= TASK =
If a line in the listing below includes the string "JSON", pull it out.

=== Begin Enclosure ===

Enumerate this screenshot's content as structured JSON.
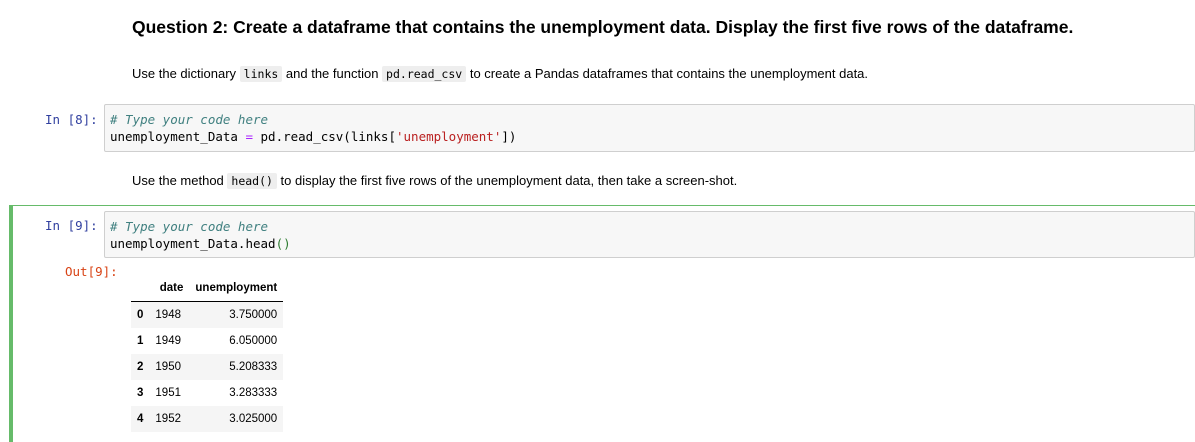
{
  "question": {
    "heading": "Question 2: Create a dataframe that contains the unemployment data. Display the first five rows of the dataframe."
  },
  "instruction1": {
    "part1": "Use the dictionary ",
    "code1": "links",
    "part2": " and the function ",
    "code2": "pd.read_csv",
    "part3": " to create a Pandas dataframes that contains the unemployment data."
  },
  "cell1": {
    "prompt": "In [8]:",
    "comment": "# Type your code here",
    "line2_a": "unemployment_Data ",
    "line2_op": "=",
    "line2_b": " pd.read_csv(links[",
    "line2_str": "'unemployment'",
    "line2_c": "])"
  },
  "instruction2": {
    "part1": "Use the method ",
    "code1": "head()",
    "part2": " to display the first five rows of the unemployment data, then take a screen-shot."
  },
  "cell2": {
    "prompt": "In [9]:",
    "comment": "# Type your code here",
    "line2_a": "unemployment_Data.head",
    "line2_paren": "()",
    "out_prompt": "Out[9]:"
  },
  "dataframe": {
    "columns": [
      "",
      "date",
      "unemployment"
    ],
    "rows": [
      {
        "index": "0",
        "date": "1948",
        "unemployment": "3.750000"
      },
      {
        "index": "1",
        "date": "1949",
        "unemployment": "6.050000"
      },
      {
        "index": "2",
        "date": "1950",
        "unemployment": "5.208333"
      },
      {
        "index": "3",
        "date": "1951",
        "unemployment": "3.283333"
      },
      {
        "index": "4",
        "date": "1952",
        "unemployment": "3.025000"
      }
    ]
  },
  "colors": {
    "in_prompt": "#303f9f",
    "out_prompt": "#d84315",
    "selected_cell": "#66bb6a",
    "comment": "#408080",
    "string": "#ba2121"
  }
}
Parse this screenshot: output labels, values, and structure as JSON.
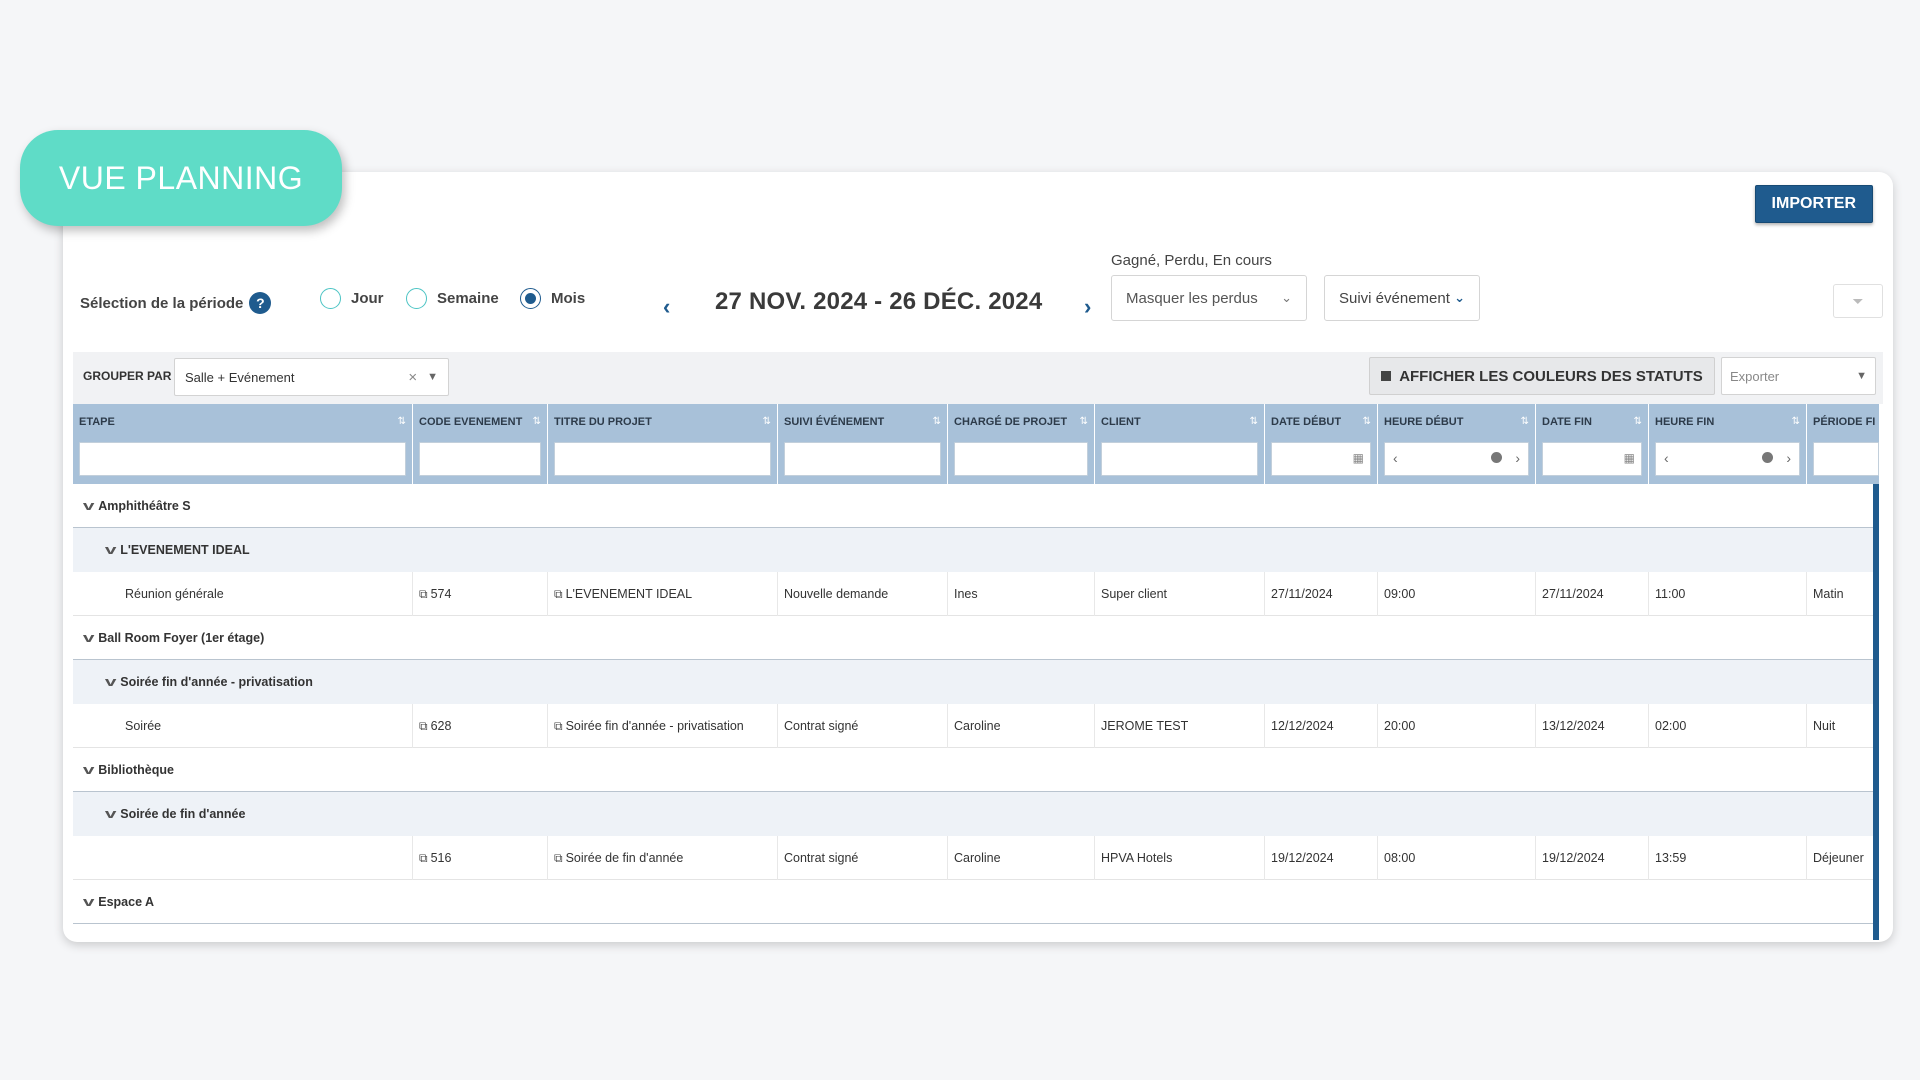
{
  "badge": "VUE PLANNING",
  "header": {
    "import_label": "IMPORTER"
  },
  "period": {
    "label": "Sélection de la période",
    "help": "?",
    "options": [
      "Jour",
      "Semaine",
      "Mois"
    ],
    "selected": "Mois",
    "prev": "‹",
    "next": "›",
    "range": "27 NOV. 2024 - 26 DÉC. 2024"
  },
  "filters": {
    "status_caption": "Gagné, Perdu, En cours",
    "hide_lost": "Masquer les perdus",
    "follow": "Suivi événement"
  },
  "toolbar": {
    "group_label": "GROUPER PAR",
    "group_value": "Salle + Evénement",
    "colors_label": "AFFICHER LES COULEURS DES STATUTS",
    "export_placeholder": "Exporter"
  },
  "columns": [
    "ETAPE",
    "CODE EVENEMENT",
    "TITRE DU PROJET",
    "SUIVI ÉVÉNEMENT",
    "CHARGÉ DE PROJET",
    "CLIENT",
    "DATE DÉBUT",
    "HEURE DÉBUT",
    "DATE FIN",
    "HEURE FIN",
    "PÉRIODE FI"
  ],
  "groups": [
    {
      "room": "Amphithéâtre S",
      "event": "L'EVENEMENT IDEAL",
      "row": {
        "etape": "Réunion générale",
        "code": "574",
        "titre": "L'EVENEMENT IDEAL",
        "suivi": "Nouvelle demande",
        "charge": "Ines",
        "client": "Super client",
        "date_debut": "27/11/2024",
        "heure_debut": "09:00",
        "date_fin": "27/11/2024",
        "heure_fin": "11:00",
        "periode": "Matin"
      }
    },
    {
      "room": "Ball Room Foyer (1er étage)",
      "event": "Soirée fin d'année - privatisation",
      "row": {
        "etape": "Soirée",
        "code": "628",
        "titre": "Soirée fin d'année - privatisation",
        "suivi": "Contrat signé",
        "charge": "Caroline",
        "client": "JEROME TEST",
        "date_debut": "12/12/2024",
        "heure_debut": "20:00",
        "date_fin": "13/12/2024",
        "heure_fin": "02:00",
        "periode": "Nuit"
      }
    },
    {
      "room": "Bibliothèque",
      "event": "Soirée de fin d'année",
      "row": {
        "etape": "",
        "code": "516",
        "titre": "Soirée de fin d'année",
        "suivi": "Contrat signé",
        "charge": "Caroline",
        "client": "HPVA Hotels",
        "date_debut": "19/12/2024",
        "heure_debut": "08:00",
        "date_fin": "19/12/2024",
        "heure_fin": "13:59",
        "periode": "Déjeuner"
      }
    },
    {
      "room": "Espace A"
    }
  ],
  "colors": {
    "accent": "#1f5b8e",
    "badge": "#5fdcc7",
    "header_bg": "#a8c1d9"
  }
}
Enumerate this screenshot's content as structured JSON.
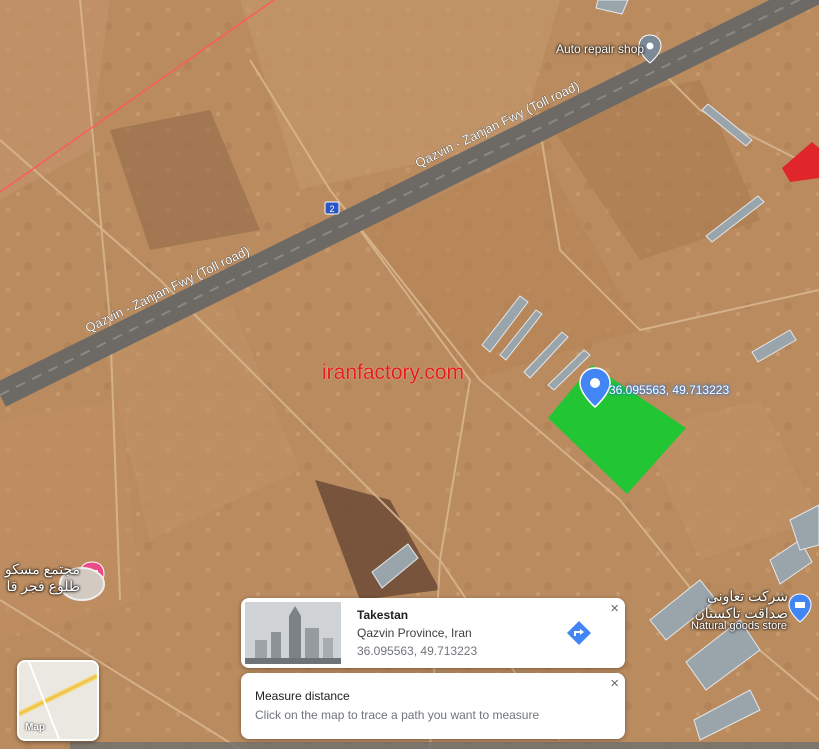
{
  "map": {
    "roads": {
      "freeway_label": "Qazvin - Zanjan Fwy (Toll road)",
      "route_number": "2"
    },
    "pois": {
      "auto_repair": "Auto repair shop"
    },
    "watermark": "iranfactory.com",
    "pin_coordinates": "36.095563, 49.713223",
    "place_left_line1": "مجتمع مسکو",
    "place_left_line2": "طلوع فجر قا",
    "place_right_line1": "شرکت تعاونی",
    "place_right_line2": "صداقت تاکستان",
    "place_right_category": "Natural goods store",
    "colors": {
      "field": "#b88a5e",
      "highlight": "#22c533",
      "pin": "#4285f4",
      "red_pin": "#ea4c89"
    }
  },
  "info_card": {
    "title": "Takestan",
    "subtitle": "Qazvin Province, Iran",
    "coordinates": "36.095563, 49.713223",
    "close_icon": "×"
  },
  "measure_card": {
    "title": "Measure distance",
    "instruction": "Click on the map to trace a path you want to measure",
    "close_icon": "×"
  },
  "map_toggle": {
    "label": "Map"
  }
}
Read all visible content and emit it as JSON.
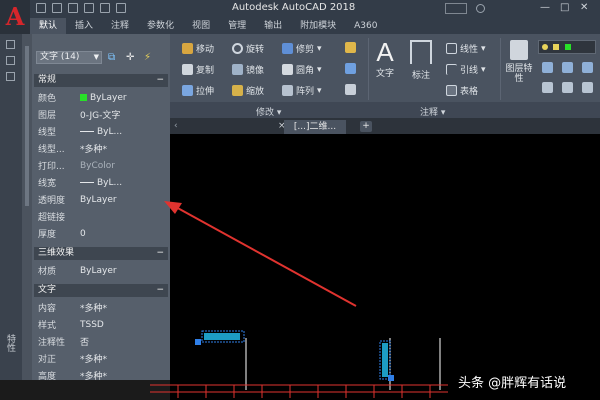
{
  "window": {
    "title": "Autodesk AutoCAD 2018",
    "app_button_glyph": "A",
    "app_button_color": "#d6262b",
    "minimize_glyph": "—",
    "maximize_glyph": "□",
    "close_glyph": "✕"
  },
  "ribbon_tabs": [
    "默认",
    "插入",
    "注释",
    "参数化",
    "视图",
    "管理",
    "输出",
    "附加模块",
    "A360"
  ],
  "ribbon": {
    "modify_buttons": [
      {
        "label": "移动",
        "icon": "move-icon"
      },
      {
        "label": "旋转",
        "icon": "rotate-icon"
      },
      {
        "label": "修剪",
        "icon": "trim-icon"
      },
      {
        "label": "复制",
        "icon": "copy-icon"
      },
      {
        "label": "镜像",
        "icon": "mirror-icon"
      },
      {
        "label": "圆角",
        "icon": "fillet-icon"
      },
      {
        "label": "拉伸",
        "icon": "stretch-icon"
      },
      {
        "label": "缩放",
        "icon": "scale-icon"
      },
      {
        "label": "阵列",
        "icon": "array-icon"
      }
    ],
    "text_button": {
      "glyph": "A",
      "label": "文字"
    },
    "dim_button": {
      "label": "标注"
    },
    "annotation_buttons": [
      {
        "label": "线性",
        "icon": "linear-dim-icon"
      },
      {
        "label": "引线",
        "icon": "leader-icon"
      },
      {
        "label": "表格",
        "icon": "table-icon"
      }
    ],
    "layer_button": {
      "label": "图层特性"
    },
    "panel_labels": {
      "modify": "修改 ▾",
      "annotation": "注释 ▾"
    }
  },
  "palette": {
    "selector": "文字 (14)",
    "sections": {
      "general": "常规",
      "threed": "三维效果",
      "text": "文字"
    },
    "general_rows": [
      {
        "key": "颜色",
        "value": "ByLayer",
        "swatch": "#28e028"
      },
      {
        "key": "图层",
        "value": "0-JG-文字"
      },
      {
        "key": "线型",
        "value": "ByL...",
        "line": true
      },
      {
        "key": "线型...",
        "value": "*多种*"
      },
      {
        "key": "打印...",
        "value": "ByColor",
        "dim": true
      },
      {
        "key": "线宽",
        "value": "ByL...",
        "line": true
      },
      {
        "key": "透明度",
        "value": "ByLayer"
      },
      {
        "key": "超链接",
        "value": ""
      },
      {
        "key": "厚度",
        "value": "0"
      }
    ],
    "threed_rows": [
      {
        "key": "材质",
        "value": "ByLayer"
      }
    ],
    "text_rows": [
      {
        "key": "内容",
        "value": "*多种*"
      },
      {
        "key": "样式",
        "value": "TSSD"
      },
      {
        "key": "注释性",
        "value": "否"
      },
      {
        "key": "对正",
        "value": "*多种*"
      },
      {
        "key": "高度",
        "value": "*多种*"
      }
    ]
  },
  "left_strip_label": "特性",
  "document_tab": {
    "label": "[俯视]二维线框",
    "short": "[...]二维..."
  },
  "watermark": "头条 @胖辉有话说",
  "colors": {
    "accent_red": "#e0332f",
    "cad_cyan": "#22b7e6",
    "highlight_blue": "#2f7fe8",
    "grip_green": "#28e028"
  }
}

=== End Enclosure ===

= ANSWER TO THIS PROBLEM =
Enumerate this screenshot's content as structured JSON.
Parse this screenshot: output labels, values, and structure as JSON.
Enumerate this screenshot's content as structured JSON.
Read all visible content and emit it as JSON.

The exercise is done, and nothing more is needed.